* [WORK ITEM]
Whenever a line below mentions the word "Reports", that line should be copied.

* [DATASET EXCERPTS]
——

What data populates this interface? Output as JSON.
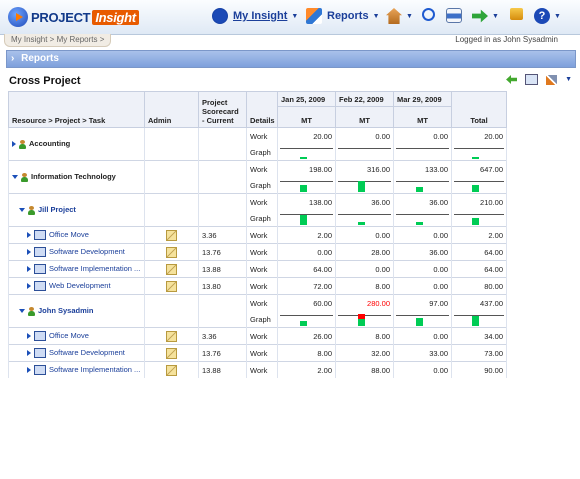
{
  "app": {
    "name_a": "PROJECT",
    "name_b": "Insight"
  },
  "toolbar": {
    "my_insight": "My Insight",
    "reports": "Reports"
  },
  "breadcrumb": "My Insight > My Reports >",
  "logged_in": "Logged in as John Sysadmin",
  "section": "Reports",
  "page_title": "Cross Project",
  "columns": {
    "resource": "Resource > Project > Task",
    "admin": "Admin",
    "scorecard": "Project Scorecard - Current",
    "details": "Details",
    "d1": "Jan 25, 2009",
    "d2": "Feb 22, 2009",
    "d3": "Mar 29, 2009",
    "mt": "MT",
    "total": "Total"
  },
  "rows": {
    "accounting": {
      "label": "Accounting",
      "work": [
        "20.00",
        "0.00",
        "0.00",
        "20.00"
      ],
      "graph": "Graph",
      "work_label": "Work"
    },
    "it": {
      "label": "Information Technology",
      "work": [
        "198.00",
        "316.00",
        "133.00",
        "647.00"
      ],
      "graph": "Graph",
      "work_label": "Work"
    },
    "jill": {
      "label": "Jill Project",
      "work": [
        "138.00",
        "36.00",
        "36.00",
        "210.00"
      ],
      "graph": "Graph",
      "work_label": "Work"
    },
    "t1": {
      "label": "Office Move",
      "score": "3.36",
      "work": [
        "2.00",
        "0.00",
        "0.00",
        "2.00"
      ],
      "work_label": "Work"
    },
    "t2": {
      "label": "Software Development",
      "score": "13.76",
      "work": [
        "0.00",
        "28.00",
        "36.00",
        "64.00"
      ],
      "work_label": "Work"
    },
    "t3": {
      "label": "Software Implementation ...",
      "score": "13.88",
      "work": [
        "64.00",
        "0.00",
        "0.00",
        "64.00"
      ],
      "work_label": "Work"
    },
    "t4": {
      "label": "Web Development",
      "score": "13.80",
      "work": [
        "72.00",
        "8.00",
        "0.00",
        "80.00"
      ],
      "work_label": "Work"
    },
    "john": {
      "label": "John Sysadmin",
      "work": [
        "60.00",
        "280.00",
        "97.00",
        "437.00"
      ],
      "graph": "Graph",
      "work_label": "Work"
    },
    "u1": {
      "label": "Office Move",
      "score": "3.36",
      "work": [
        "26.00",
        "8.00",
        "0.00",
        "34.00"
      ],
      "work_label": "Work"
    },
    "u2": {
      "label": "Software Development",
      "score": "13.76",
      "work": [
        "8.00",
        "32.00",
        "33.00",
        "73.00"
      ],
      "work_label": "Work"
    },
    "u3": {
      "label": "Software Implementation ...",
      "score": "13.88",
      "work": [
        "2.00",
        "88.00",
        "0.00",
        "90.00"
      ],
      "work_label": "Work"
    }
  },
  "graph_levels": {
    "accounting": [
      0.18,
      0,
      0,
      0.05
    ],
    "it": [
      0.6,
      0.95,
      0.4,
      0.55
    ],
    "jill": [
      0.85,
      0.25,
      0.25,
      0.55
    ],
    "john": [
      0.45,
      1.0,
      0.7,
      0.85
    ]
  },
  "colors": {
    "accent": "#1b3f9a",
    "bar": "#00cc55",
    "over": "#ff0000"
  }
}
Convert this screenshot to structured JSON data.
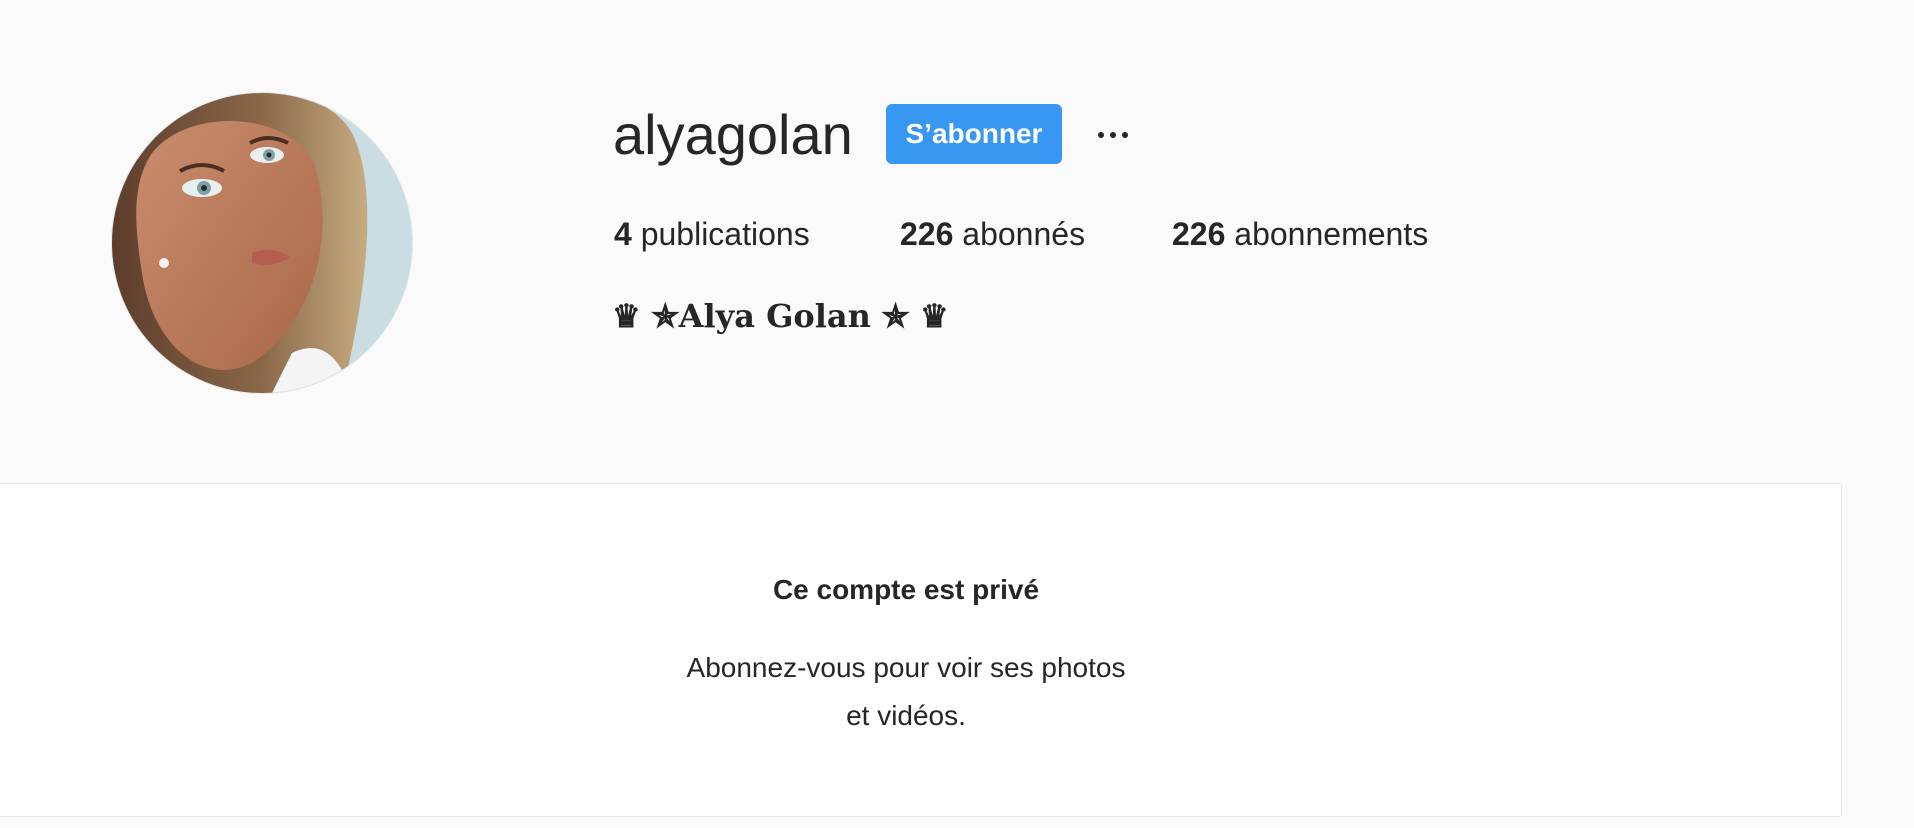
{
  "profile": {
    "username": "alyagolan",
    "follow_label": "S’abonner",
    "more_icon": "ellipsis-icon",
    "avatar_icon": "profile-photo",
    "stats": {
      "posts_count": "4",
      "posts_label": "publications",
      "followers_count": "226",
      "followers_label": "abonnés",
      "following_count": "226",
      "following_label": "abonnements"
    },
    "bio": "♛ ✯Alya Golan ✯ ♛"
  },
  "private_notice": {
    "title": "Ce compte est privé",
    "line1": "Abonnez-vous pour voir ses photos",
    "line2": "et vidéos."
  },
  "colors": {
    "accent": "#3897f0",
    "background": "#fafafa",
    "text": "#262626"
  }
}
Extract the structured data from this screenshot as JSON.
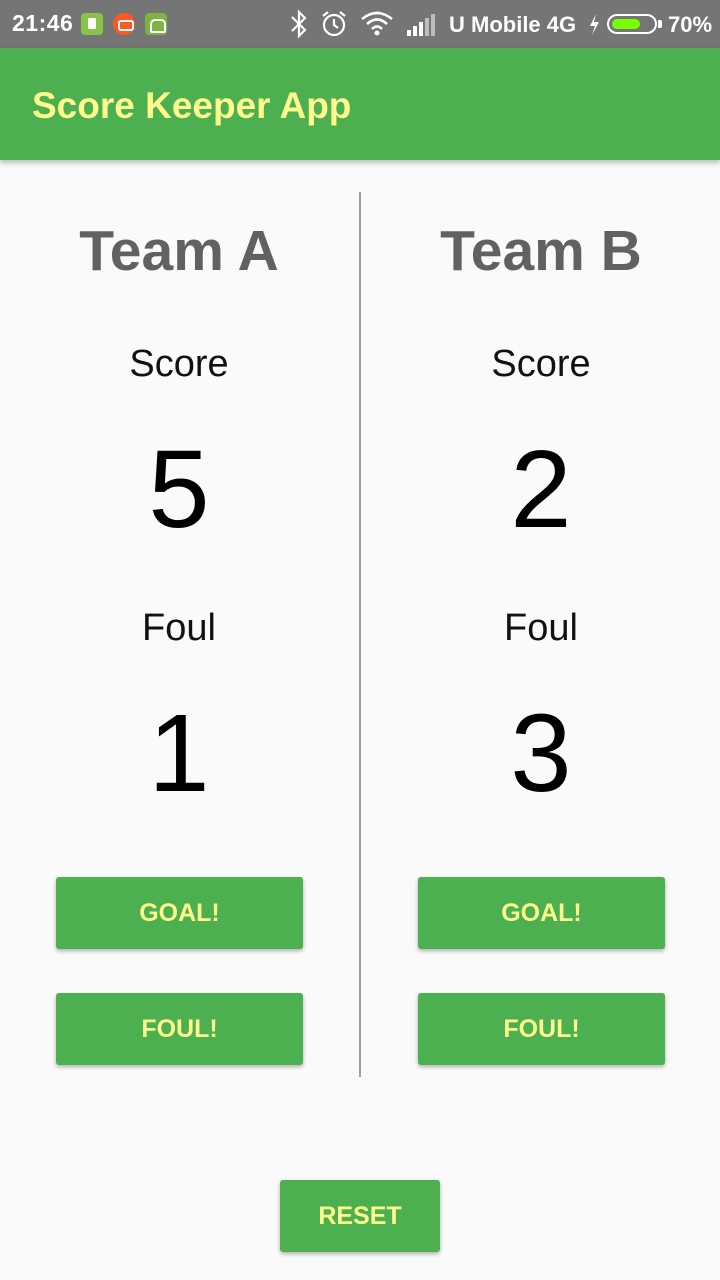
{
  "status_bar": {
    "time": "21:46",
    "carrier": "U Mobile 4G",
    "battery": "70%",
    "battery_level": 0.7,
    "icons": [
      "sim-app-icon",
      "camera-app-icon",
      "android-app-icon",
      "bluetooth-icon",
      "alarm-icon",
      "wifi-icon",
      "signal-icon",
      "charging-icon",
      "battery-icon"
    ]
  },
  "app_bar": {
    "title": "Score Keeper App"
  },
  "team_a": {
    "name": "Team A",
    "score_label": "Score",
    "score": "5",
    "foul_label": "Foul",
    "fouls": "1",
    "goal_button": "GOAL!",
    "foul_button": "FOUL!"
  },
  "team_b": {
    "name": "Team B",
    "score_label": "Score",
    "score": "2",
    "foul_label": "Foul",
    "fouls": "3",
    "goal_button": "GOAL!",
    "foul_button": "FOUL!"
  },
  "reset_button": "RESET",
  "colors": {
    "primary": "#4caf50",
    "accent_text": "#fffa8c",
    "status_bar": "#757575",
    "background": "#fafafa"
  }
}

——

* [TASK OUTPUT]
    "reports": "Reports"
  "breadcrumb": "My Insight > My Reports >",
  "section": "Reports",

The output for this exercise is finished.